● SOURCE RECORDS:
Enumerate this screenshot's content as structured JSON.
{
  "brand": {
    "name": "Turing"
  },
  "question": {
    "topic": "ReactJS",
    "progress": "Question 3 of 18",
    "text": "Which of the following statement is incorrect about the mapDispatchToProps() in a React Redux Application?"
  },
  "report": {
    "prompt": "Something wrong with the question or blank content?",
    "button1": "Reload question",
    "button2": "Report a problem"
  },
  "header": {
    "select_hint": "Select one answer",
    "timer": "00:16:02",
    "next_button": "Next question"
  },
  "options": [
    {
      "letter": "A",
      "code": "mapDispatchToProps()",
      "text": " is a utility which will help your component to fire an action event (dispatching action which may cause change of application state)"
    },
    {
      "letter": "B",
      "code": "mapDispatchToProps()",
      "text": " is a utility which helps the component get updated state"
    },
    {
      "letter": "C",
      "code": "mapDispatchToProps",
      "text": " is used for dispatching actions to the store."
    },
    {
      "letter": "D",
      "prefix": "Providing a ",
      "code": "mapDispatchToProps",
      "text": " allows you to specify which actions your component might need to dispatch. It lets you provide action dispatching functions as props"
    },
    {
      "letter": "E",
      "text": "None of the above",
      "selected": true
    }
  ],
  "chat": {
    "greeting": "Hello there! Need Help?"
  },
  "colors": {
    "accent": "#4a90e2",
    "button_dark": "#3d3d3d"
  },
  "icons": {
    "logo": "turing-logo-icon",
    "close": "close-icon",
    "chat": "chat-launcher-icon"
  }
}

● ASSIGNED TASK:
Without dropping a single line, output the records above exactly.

● RESULT OF THE EXERCISE:
Enumerate this screenshot's content as structured JSON.
{
  "brand": {
    "name": "Turing"
  },
  "question": {
    "topic": "ReactJS",
    "progress": "Question 3 of 18",
    "text": "Which of the following statement is incorrect about the mapDispatchToProps() in a React Redux Application?"
  },
  "report": {
    "prompt": "Something wrong with the question or blank content?",
    "button1": "Reload question",
    "button2": "Report a problem"
  },
  "header": {
    "select_hint": "Select one answer",
    "timer": "00:16:02",
    "next_button": "Next question"
  },
  "options": [
    {
      "letter": "A",
      "code": "mapDispatchToProps()",
      "text": " is a utility which will help your component to fire an action event (dispatching action which may cause change of application state)"
    },
    {
      "letter": "B",
      "code": "mapDispatchToProps()",
      "text": " is a utility which helps the component get updated state"
    },
    {
      "letter": "C",
      "code": "mapDispatchToProps",
      "text": " is used for dispatching actions to the store."
    },
    {
      "letter": "D",
      "prefix": "Providing a ",
      "code": "mapDispatchToProps",
      "text": " allows you to specify which actions your component might need to dispatch. It lets you provide action dispatching functions as props"
    },
    {
      "letter": "E",
      "text": "None of the above",
      "selected": true
    }
  ],
  "chat": {
    "greeting": "Hello there! Need Help?"
  },
  "colors": {
    "accent": "#4a90e2",
    "button_dark": "#3d3d3d"
  },
  "icons": {
    "logo": "turing-logo-icon",
    "close": "close-icon",
    "chat": "chat-launcher-icon"
  }
}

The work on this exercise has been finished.